Data records for software interfaces
┄┄┄┄┄┄
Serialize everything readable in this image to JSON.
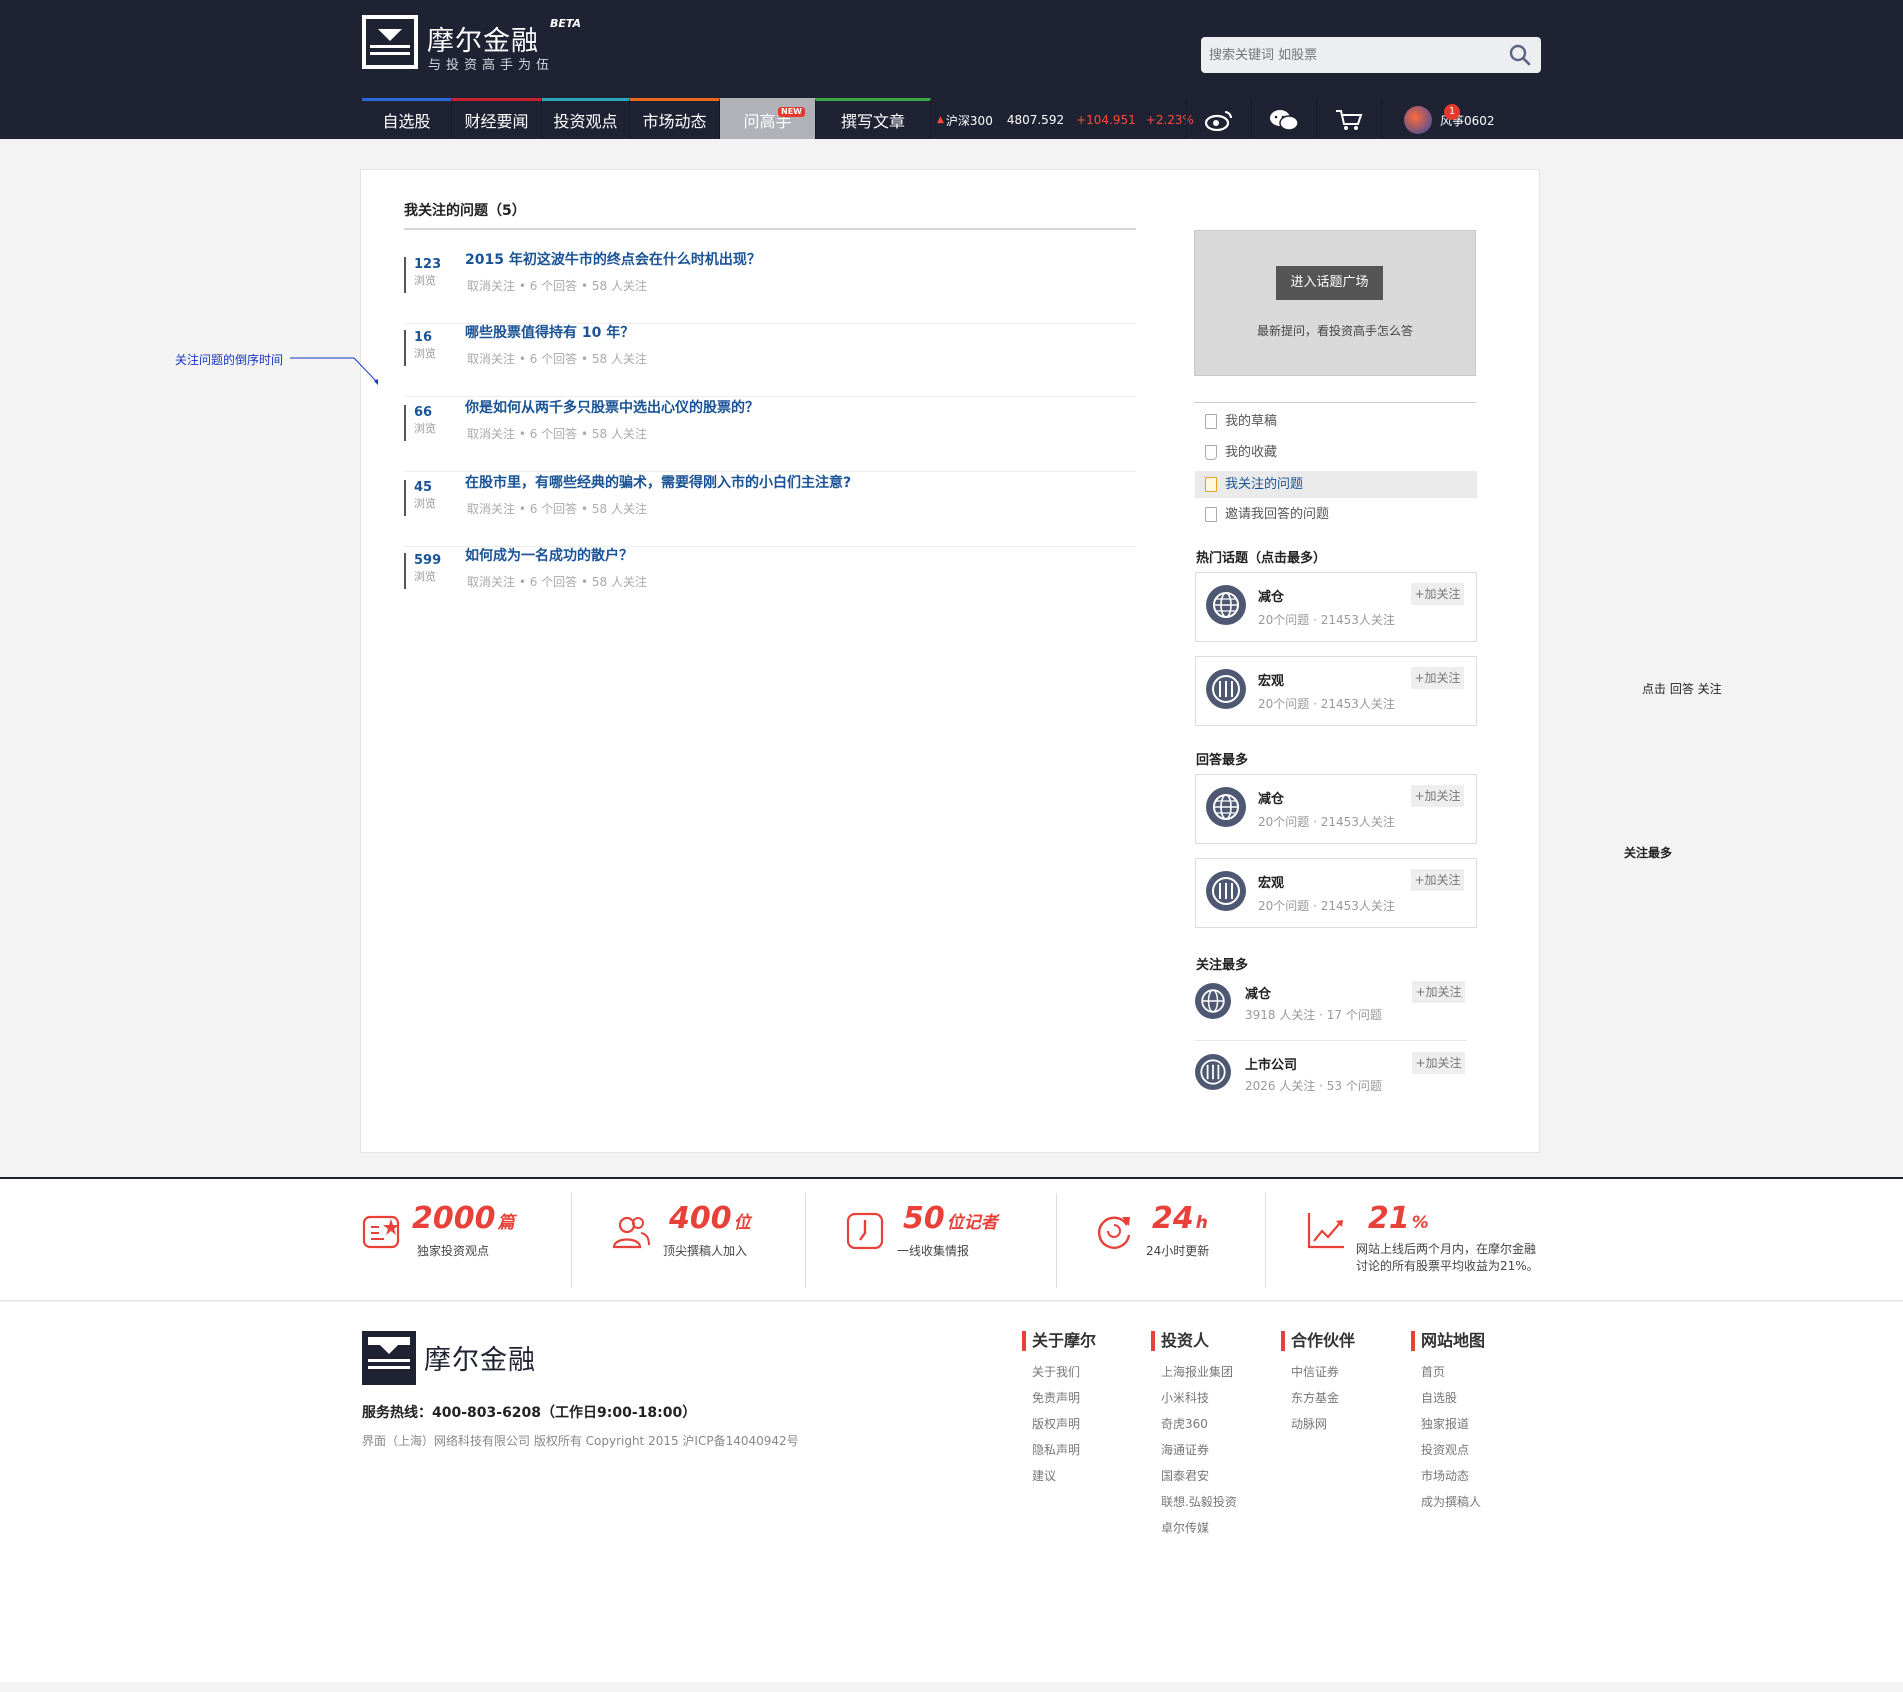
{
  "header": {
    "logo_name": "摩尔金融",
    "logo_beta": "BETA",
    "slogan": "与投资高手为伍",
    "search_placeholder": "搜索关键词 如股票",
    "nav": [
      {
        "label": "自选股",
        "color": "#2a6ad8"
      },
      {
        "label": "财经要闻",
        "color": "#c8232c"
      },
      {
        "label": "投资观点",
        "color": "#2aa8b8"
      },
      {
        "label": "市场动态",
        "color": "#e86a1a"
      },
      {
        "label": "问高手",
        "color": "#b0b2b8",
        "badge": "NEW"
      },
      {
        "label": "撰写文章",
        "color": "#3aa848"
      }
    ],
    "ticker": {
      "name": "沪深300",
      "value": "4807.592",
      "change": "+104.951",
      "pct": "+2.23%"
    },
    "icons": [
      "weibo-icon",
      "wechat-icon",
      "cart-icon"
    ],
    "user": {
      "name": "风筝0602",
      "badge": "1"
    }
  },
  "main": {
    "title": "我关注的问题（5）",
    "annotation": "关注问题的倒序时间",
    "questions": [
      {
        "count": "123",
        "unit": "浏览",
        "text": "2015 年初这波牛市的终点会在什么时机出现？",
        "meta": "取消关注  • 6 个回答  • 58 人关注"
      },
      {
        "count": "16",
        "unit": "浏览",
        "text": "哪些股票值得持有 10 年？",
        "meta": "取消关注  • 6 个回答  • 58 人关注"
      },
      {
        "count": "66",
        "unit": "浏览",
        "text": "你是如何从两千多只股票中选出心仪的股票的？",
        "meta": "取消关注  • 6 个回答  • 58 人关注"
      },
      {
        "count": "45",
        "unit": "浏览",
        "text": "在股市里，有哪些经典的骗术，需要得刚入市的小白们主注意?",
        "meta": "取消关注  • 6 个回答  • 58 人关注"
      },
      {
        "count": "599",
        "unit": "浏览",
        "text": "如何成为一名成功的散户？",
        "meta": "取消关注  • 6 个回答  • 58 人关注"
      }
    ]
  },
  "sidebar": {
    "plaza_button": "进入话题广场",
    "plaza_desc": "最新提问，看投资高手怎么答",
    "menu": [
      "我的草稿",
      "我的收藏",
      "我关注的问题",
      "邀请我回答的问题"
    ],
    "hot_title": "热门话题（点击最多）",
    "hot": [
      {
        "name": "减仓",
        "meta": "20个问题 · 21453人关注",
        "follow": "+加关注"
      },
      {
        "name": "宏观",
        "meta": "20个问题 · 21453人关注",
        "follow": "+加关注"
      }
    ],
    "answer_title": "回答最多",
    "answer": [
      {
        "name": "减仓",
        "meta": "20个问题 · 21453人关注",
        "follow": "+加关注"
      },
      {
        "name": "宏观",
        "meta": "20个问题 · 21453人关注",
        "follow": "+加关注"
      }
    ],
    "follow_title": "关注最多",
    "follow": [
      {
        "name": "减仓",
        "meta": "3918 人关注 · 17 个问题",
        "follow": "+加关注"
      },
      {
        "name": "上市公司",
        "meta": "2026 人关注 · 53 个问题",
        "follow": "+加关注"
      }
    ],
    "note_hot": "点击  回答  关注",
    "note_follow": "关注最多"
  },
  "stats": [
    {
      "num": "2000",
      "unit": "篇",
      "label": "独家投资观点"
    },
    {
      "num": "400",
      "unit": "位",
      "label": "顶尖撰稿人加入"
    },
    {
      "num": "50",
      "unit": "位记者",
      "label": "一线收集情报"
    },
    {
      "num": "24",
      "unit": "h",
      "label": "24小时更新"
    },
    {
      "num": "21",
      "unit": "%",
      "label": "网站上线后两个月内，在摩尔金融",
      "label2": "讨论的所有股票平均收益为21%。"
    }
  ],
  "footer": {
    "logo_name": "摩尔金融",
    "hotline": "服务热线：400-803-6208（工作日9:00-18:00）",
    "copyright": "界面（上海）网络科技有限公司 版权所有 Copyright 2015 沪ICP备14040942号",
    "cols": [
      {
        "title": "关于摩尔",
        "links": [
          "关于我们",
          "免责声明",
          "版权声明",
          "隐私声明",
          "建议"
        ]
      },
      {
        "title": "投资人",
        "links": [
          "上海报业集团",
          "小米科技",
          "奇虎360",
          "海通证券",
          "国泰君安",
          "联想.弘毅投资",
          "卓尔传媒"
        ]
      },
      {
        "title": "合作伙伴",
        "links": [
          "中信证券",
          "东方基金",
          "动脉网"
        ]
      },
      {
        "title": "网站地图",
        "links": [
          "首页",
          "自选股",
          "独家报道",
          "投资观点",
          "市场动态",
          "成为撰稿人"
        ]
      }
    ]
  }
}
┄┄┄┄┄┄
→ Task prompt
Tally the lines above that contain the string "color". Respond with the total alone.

→ Response
6